The older regulatory era enshrined political compromise and government-industry collaboration, which public interest progressivism treats as appeasement and corruption. Turning a blind eye to blatant corruption is not necessary. What is necessary is defining politics not in terms of crusades that ignore costs, but in terms of approaches that balance different but equally legitimate social and economic interests and weigh trade-offs among competing goods.
“Surtout, pas trop de zèle” — “above all, not too much zeal.” Talleyrand’s words of warning to his contemporaries can serve as a guide for Americans in the 21st century who try to reconcile legitimate private interests with the public interest, without calling on the aid of philosopher kings, be they administrators, activists, or benevolent billionaires. Whether the center-Left can aspire to repair its relations with productive industry and much of working-class and middle-class America depends on whether it can renounce the dream of the crusade and rediscover the lost art of the deal.
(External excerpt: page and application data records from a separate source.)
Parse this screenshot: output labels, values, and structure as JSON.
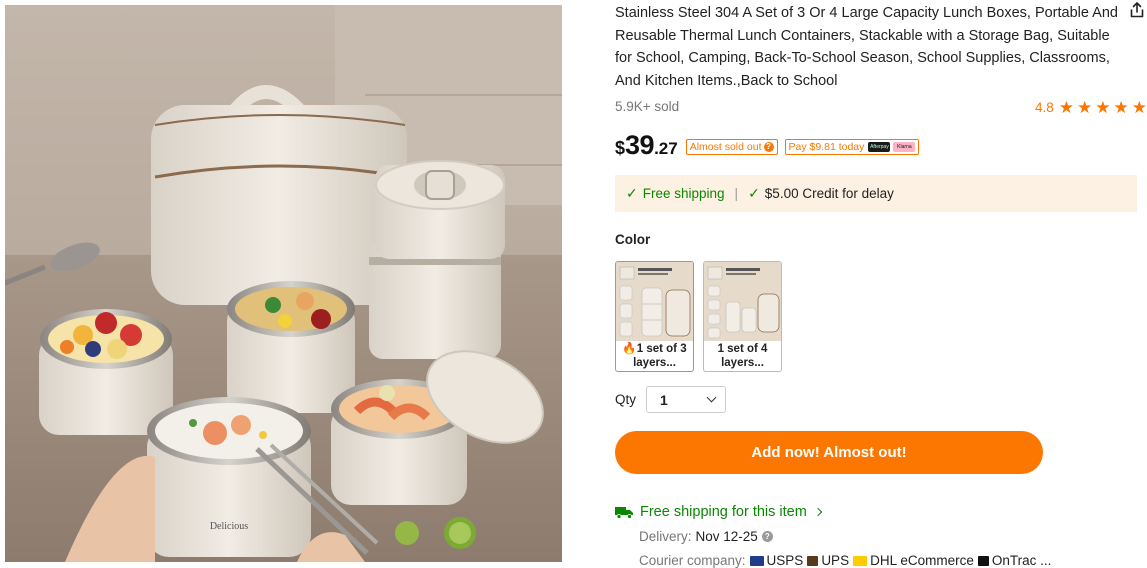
{
  "product": {
    "title": "Stainless Steel 304 A Set of 3 Or 4 Large Capacity Lunch Boxes, Portable And Reusable Thermal Lunch Containers, Stackable with a Storage Bag, Suitable for School, Camping, Back-To-School Season, School Supplies, Classrooms, And Kitchen Items.,Back to School",
    "sold": "5.9K+ sold",
    "rating": "4.8",
    "stars": 5,
    "image_brand_text": "Delicious"
  },
  "price": {
    "currency": "$",
    "integer": "39",
    "cents": ".27",
    "badge_sold_out": "Almost sold out",
    "badge_pay": "Pay $9.81 today",
    "pay_provider_1": "Afterpay",
    "pay_provider_2": "Klarna"
  },
  "shipping_banner": {
    "free_shipping": "Free shipping",
    "separator": "|",
    "credit": "$5.00 Credit for delay"
  },
  "options": {
    "color_label": "Color",
    "swatches": [
      {
        "line1": "1 set of 3",
        "line2": "layers...",
        "hot": true
      },
      {
        "line1": "1 set of 4",
        "line2": "layers...",
        "hot": false
      }
    ]
  },
  "quantity": {
    "label": "Qty",
    "value": "1"
  },
  "cta": {
    "add_label": "Add now! Almost out!"
  },
  "delivery_info": {
    "free_shipping_link": "Free shipping for this item",
    "delivery_label": "Delivery:",
    "delivery_value": "Nov 12-25",
    "courier_label": "Courier company:",
    "couriers": [
      "USPS",
      "UPS",
      "DHL eCommerce",
      "OnTrac ..."
    ]
  },
  "colors": {
    "accent": "#fb7701",
    "success": "#0a8800",
    "banner_bg": "#fdf1e4"
  },
  "icons": [
    "share-icon",
    "star-icon",
    "check-icon",
    "truck-icon",
    "chevron-down-icon",
    "chevron-right-icon",
    "question-icon",
    "fire-icon"
  ]
}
1. Dorothy Ross, The Origins of American Social Science (New York: Cambridge University Press, 1990).
2. Elizabeth Sanders, Roots of Reform: Farmers, Workers, and the American State, 1877–1917 (Chicago: University of Chicago Press, 1999).
3. Quoted in Simon Lazarus, The Genteel Populists (New York: Holt, Rinehart, and Winston, 1974), 37, cited in David Vogel, Kindred Strangers: The Uneasy Relationship Between Politics and Business in America (Princeton: Princeton University Press, 1996), 153.
4. John Chamberlain, The American Stakes (New York; Carrick and Evans, 1940), 31–32, cited in Daniel T. Rodgers, Contested Truths: Keywords in American Politics since Independence (New York: Basic Books, 1987), 208.
5. Ralph Nader and Donald K. Ross, Action for a Change: A Student’s Manual for Public Interest Organizing (New York: Grossman Publishers, 1971).
6. Robert A. Kagan, Adversarial Legalism: The American Way of Law (Cambridge: Harvard University Press, 2001), 48.
7. Ibid, 224.
8. Michael McCann, Taking Reform Seriously: Public Interest Liberalism (Ithaca: Cornell University Press, 1986), 64.
9. Jeremy A. Rabkin, “The Secret Life of the Private Attorney General,” Law and Contemporary Problems 61, no. 1 (1998).
11. Ibid, 26–29.
12. Charles W. Calomiris and Stephen H. Haber, Fragile by Design: The Political Origins of Banking Crises and Scarce Credit (Princeton: Princeton University Press, 2014), 219.
13. Ibid, 221.
14. Isabelle Groc, “Shooting Owls to Save Other Owls,” National Geographic, July 19, 2014, http://news.nationalgeographic.com/news/2014/07/140717-spotted-owls-barred-shooting-logging-endangered-species-science/.
15. Tim Morrison, “Ralph Nader, Fiction Writer,” TIME, September 23, 2009, http://content.time.com/time/nation/article/0,8599,1925576,00.html.